Prompt: Take every line from the listing below that contains "this".
※
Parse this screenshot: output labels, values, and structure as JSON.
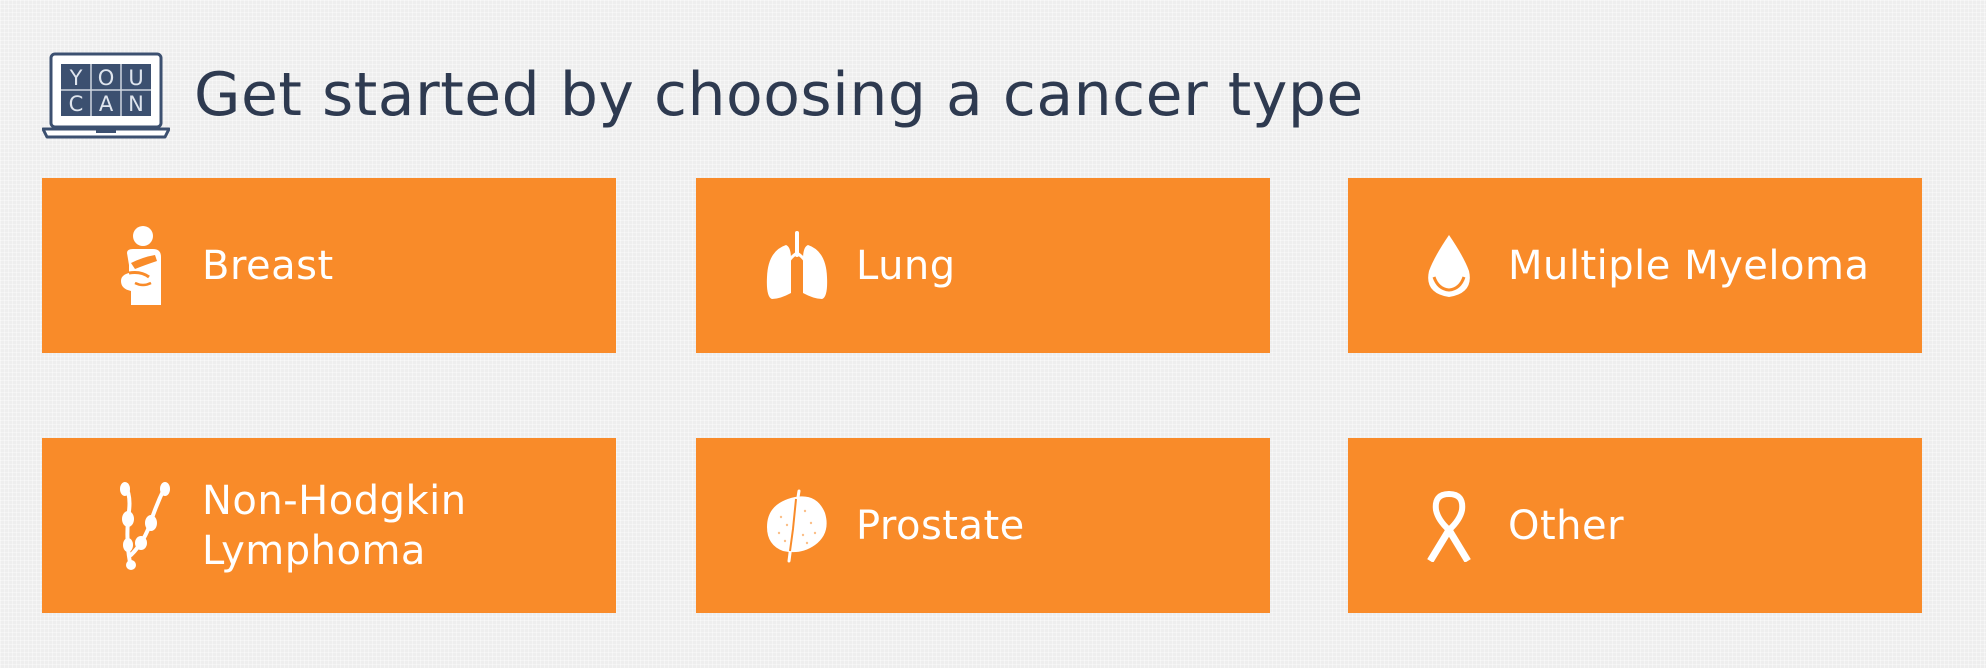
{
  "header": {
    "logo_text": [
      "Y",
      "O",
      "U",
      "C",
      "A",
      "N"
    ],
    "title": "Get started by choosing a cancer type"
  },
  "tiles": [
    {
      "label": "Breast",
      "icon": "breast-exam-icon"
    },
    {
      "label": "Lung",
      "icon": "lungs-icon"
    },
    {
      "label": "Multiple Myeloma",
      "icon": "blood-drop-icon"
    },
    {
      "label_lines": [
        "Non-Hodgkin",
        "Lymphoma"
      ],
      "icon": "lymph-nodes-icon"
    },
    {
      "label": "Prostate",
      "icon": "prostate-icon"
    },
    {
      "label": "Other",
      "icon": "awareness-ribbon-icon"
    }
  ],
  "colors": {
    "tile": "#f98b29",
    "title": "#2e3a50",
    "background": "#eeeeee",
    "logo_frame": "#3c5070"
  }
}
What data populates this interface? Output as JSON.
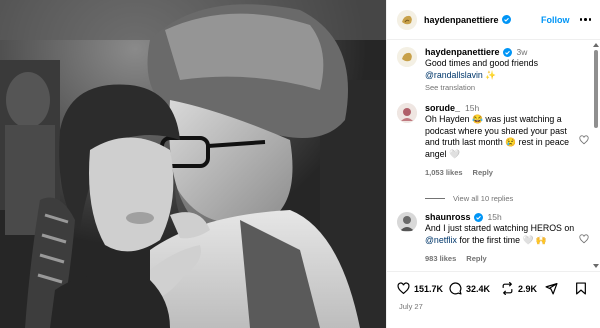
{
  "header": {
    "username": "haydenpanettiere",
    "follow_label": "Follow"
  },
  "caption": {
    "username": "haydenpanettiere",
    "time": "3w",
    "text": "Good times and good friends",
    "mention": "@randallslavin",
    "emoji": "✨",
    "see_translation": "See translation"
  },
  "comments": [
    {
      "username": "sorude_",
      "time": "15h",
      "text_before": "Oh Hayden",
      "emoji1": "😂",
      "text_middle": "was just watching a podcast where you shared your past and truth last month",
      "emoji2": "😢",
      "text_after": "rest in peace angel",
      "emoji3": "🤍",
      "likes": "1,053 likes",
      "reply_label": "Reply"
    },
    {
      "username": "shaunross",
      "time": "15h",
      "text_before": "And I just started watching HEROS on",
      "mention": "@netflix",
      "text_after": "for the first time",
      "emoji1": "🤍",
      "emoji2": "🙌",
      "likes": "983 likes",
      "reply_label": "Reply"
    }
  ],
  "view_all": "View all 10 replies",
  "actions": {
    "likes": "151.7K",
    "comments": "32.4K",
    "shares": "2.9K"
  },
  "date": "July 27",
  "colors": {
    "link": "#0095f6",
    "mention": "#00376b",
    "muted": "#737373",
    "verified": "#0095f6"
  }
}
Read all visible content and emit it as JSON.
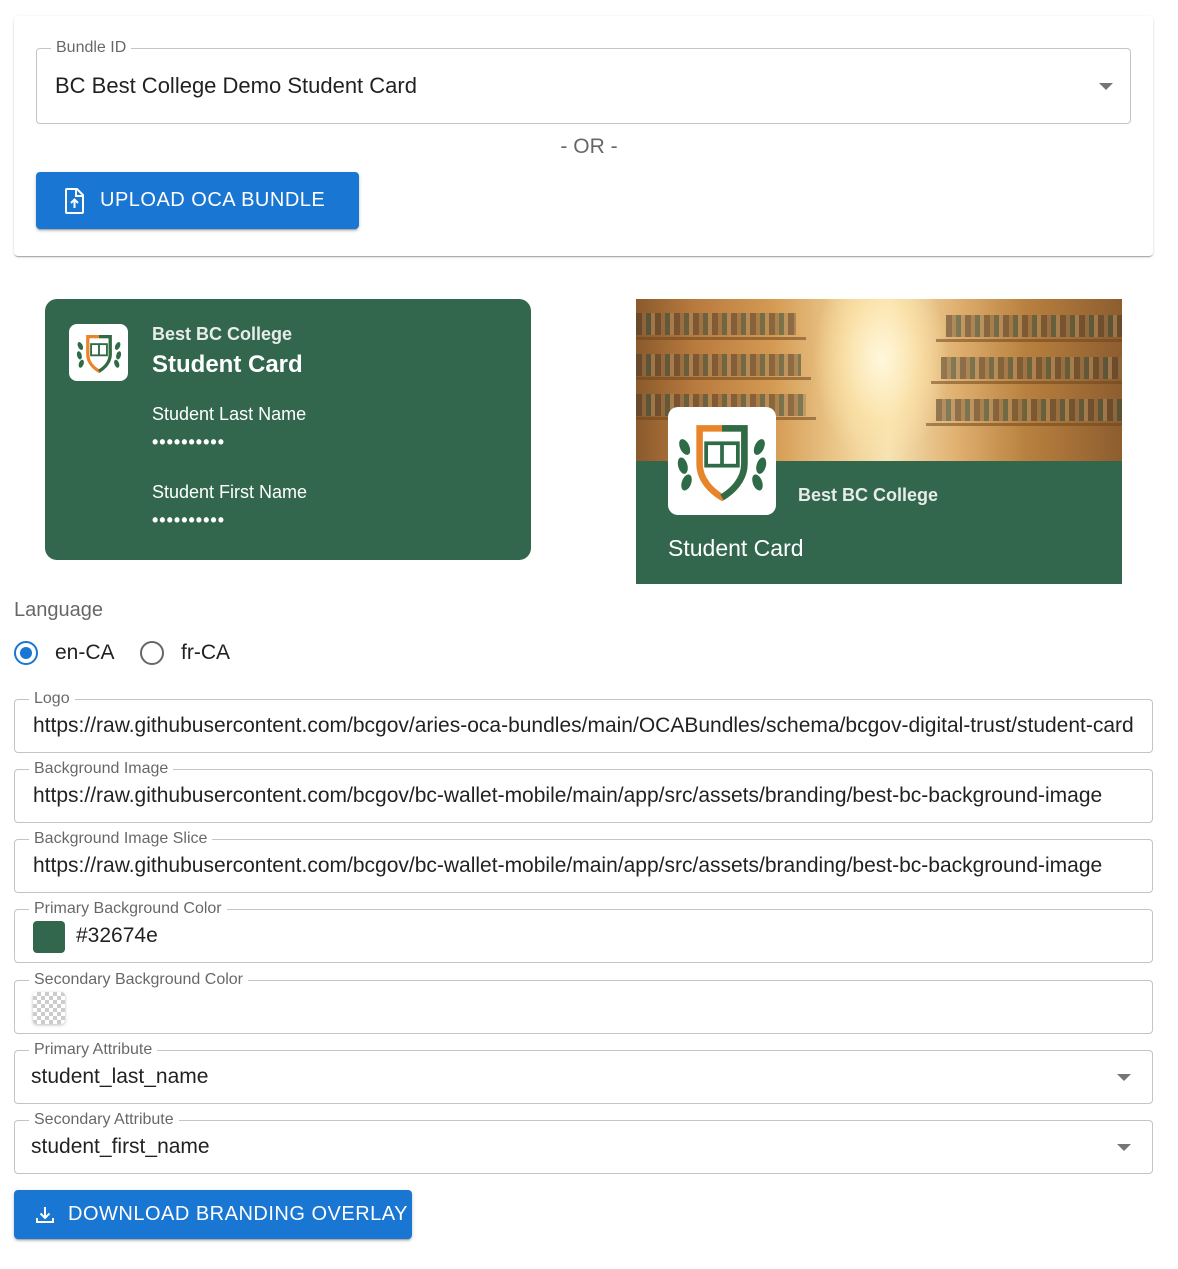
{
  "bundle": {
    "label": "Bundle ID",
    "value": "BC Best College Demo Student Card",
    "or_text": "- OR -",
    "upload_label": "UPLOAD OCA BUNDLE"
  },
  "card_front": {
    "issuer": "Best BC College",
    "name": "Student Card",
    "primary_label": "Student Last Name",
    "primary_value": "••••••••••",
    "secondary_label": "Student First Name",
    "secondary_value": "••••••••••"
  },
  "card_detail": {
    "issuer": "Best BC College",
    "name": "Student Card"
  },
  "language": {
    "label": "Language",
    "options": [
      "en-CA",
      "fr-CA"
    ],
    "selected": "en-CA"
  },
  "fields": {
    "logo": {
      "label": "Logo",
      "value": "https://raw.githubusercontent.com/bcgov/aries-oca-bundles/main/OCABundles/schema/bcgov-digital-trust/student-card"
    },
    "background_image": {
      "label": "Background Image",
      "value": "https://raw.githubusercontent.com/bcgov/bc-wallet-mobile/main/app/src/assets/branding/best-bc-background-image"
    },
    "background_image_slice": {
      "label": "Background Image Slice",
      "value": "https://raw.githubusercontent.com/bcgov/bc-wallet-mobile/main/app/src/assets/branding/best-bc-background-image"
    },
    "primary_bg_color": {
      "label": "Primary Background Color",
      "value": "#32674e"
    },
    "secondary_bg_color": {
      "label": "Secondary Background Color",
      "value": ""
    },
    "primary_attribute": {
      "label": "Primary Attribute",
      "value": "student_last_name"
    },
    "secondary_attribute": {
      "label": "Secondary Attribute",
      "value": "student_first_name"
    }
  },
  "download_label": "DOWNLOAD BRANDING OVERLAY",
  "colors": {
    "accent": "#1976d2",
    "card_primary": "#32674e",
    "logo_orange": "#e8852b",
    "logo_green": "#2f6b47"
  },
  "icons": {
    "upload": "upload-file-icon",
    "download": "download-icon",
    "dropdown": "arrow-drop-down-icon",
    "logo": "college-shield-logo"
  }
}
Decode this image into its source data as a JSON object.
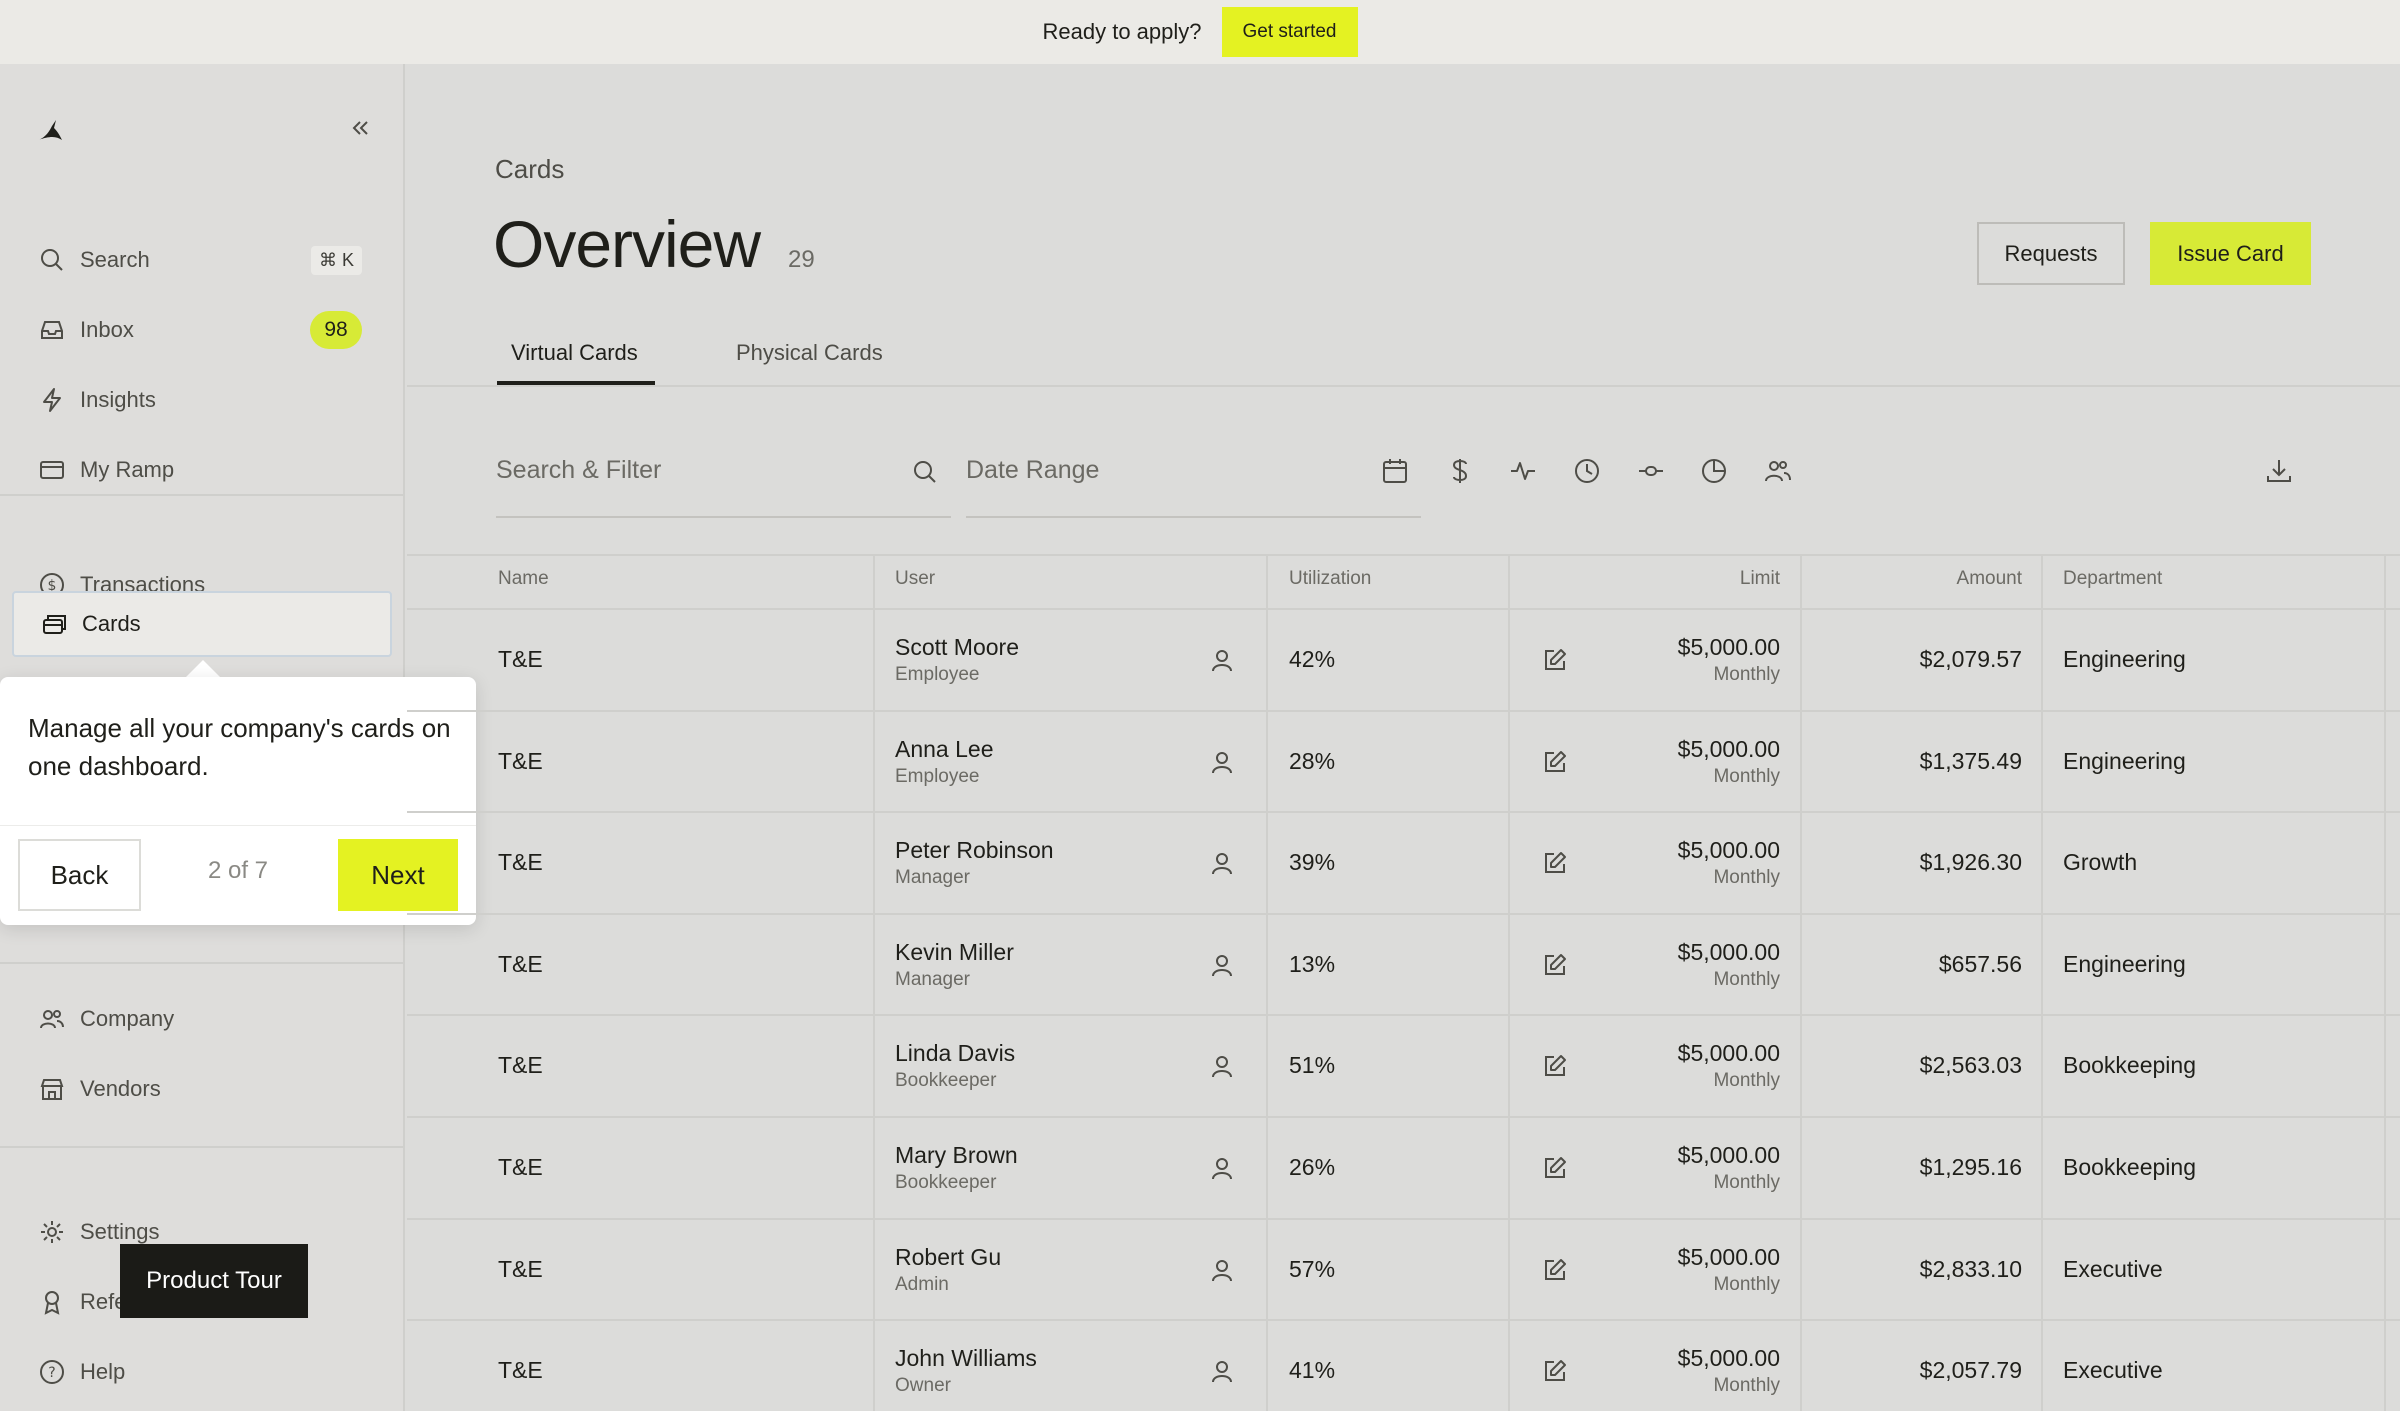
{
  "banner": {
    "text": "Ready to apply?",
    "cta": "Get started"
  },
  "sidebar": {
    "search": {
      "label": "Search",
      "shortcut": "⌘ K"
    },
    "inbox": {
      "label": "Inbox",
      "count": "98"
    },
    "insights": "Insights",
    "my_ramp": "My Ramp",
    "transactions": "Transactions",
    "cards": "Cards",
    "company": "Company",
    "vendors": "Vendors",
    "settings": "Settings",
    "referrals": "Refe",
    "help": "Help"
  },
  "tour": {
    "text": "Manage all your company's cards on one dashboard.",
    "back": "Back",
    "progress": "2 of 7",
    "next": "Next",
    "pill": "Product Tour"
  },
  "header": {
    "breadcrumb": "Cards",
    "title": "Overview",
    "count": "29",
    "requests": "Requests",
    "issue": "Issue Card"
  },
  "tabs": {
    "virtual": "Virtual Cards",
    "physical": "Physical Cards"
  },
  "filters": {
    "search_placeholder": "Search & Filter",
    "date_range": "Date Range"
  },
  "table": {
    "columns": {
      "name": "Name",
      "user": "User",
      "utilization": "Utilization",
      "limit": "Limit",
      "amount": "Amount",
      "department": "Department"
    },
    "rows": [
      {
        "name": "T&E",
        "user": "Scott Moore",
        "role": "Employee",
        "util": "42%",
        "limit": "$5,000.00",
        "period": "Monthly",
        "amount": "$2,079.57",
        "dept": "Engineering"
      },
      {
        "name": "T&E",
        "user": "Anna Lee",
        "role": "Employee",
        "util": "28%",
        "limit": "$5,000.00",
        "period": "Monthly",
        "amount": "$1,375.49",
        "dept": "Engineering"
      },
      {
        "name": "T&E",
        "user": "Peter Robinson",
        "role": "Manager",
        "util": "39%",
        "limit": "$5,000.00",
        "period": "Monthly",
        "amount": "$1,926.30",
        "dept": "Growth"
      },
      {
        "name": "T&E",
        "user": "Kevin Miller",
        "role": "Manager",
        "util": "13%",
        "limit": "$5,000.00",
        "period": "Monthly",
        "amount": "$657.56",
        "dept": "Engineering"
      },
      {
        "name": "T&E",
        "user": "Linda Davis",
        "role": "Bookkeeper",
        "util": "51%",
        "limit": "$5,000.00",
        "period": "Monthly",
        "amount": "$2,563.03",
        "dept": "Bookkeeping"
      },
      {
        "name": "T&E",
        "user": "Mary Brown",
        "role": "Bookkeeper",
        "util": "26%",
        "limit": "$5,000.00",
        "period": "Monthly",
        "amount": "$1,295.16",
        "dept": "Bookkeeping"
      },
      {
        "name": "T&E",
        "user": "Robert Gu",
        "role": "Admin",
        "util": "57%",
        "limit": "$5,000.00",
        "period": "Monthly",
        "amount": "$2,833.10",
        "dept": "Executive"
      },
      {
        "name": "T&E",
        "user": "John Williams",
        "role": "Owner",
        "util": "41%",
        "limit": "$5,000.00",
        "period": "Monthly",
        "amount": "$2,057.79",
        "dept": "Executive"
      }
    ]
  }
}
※
Final answer:
Parse this screenshot: output labels, values, and structure as JSON.
What data populates this interface? Output as JSON.
Decode this image into its source data as a JSON object.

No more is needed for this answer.